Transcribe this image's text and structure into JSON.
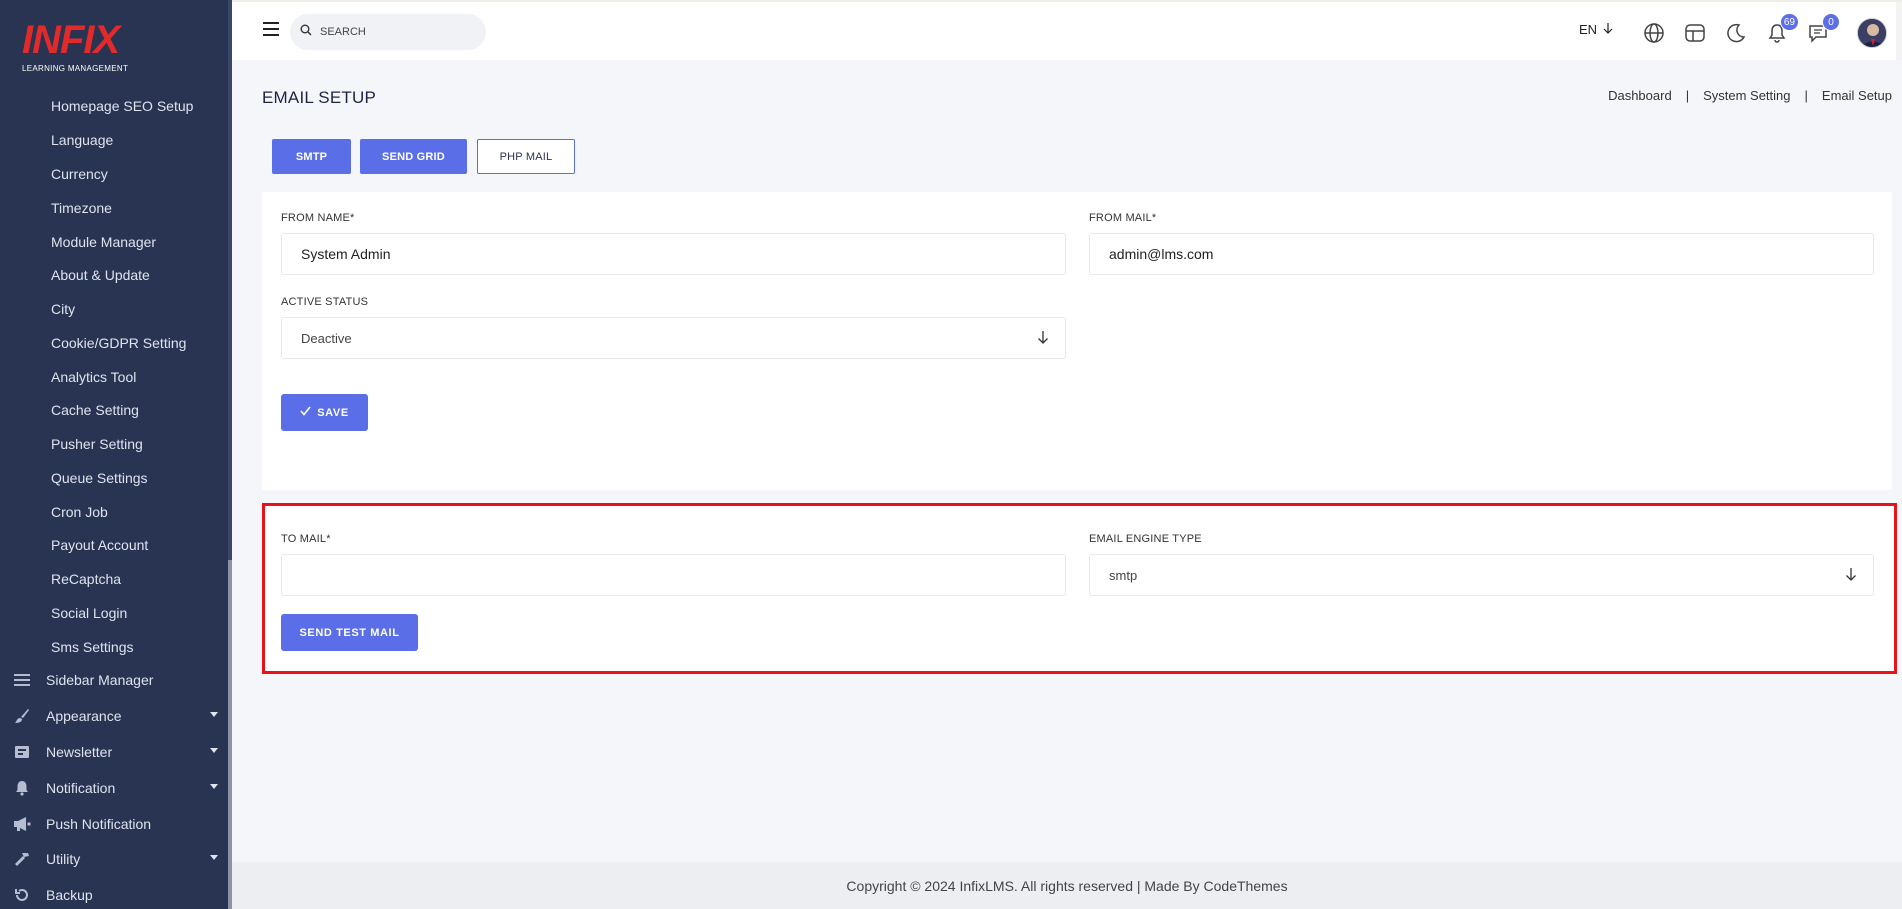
{
  "brand": {
    "name": "INFIX",
    "tagline": "LEARNING MANAGEMENT"
  },
  "sidebar": {
    "sub_items": [
      "Homepage SEO Setup",
      "Language",
      "Currency",
      "Timezone",
      "Module Manager",
      "About & Update",
      "City",
      "Cookie/GDPR Setting",
      "Analytics Tool",
      "Cache Setting",
      "Pusher Setting",
      "Queue Settings",
      "Cron Job",
      "Payout Account",
      "ReCaptcha",
      "Social Login",
      "Sms Settings"
    ],
    "main_items": [
      {
        "label": "Sidebar Manager",
        "icon": "list-icon"
      },
      {
        "label": "Appearance",
        "icon": "brush-icon"
      },
      {
        "label": "Newsletter",
        "icon": "newsletter-icon"
      },
      {
        "label": "Notification",
        "icon": "bell-icon"
      },
      {
        "label": "Push Notification",
        "icon": "megaphone-icon"
      },
      {
        "label": "Utility",
        "icon": "hammer-icon"
      },
      {
        "label": "Backup",
        "icon": "backup-icon"
      }
    ]
  },
  "topbar": {
    "search_placeholder": "SEARCH",
    "language": "EN",
    "notifications_count": "69",
    "messages_count": "0"
  },
  "page": {
    "title": "EMAIL SETUP",
    "breadcrumb": [
      "Dashboard",
      "System Setting",
      "Email Setup"
    ]
  },
  "tabs": {
    "smtp": "SMTP",
    "sendgrid": "SEND GRID",
    "phpmail": "PHP MAIL"
  },
  "form": {
    "from_name_label": "FROM NAME*",
    "from_name_value": "System Admin",
    "from_mail_label": "FROM MAIL*",
    "from_mail_value": "admin@lms.com",
    "active_status_label": "ACTIVE STATUS",
    "active_status_value": "Deactive",
    "save_label": "SAVE"
  },
  "test_mail": {
    "to_mail_label": "TO MAIL*",
    "to_mail_value": "",
    "engine_label": "EMAIL ENGINE TYPE",
    "engine_value": "smtp",
    "send_label": "SEND TEST MAIL"
  },
  "footer": {
    "text": "Copyright © 2024 InfixLMS. All rights reserved | Made By CodeThemes"
  },
  "colors": {
    "sidebar": "#283452",
    "accent": "#5a6ee8",
    "brand_red": "#e32a2a",
    "highlight_red": "#e8121b"
  }
}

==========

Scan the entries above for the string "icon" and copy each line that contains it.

## Task output
        "icon": "list-icon"
        "icon": "brush-icon"
        "icon": "newsletter-icon"
        "icon": "bell-icon"
        "icon": "megaphone-icon"
        "icon": "hammer-icon"
        "icon": "backup-icon"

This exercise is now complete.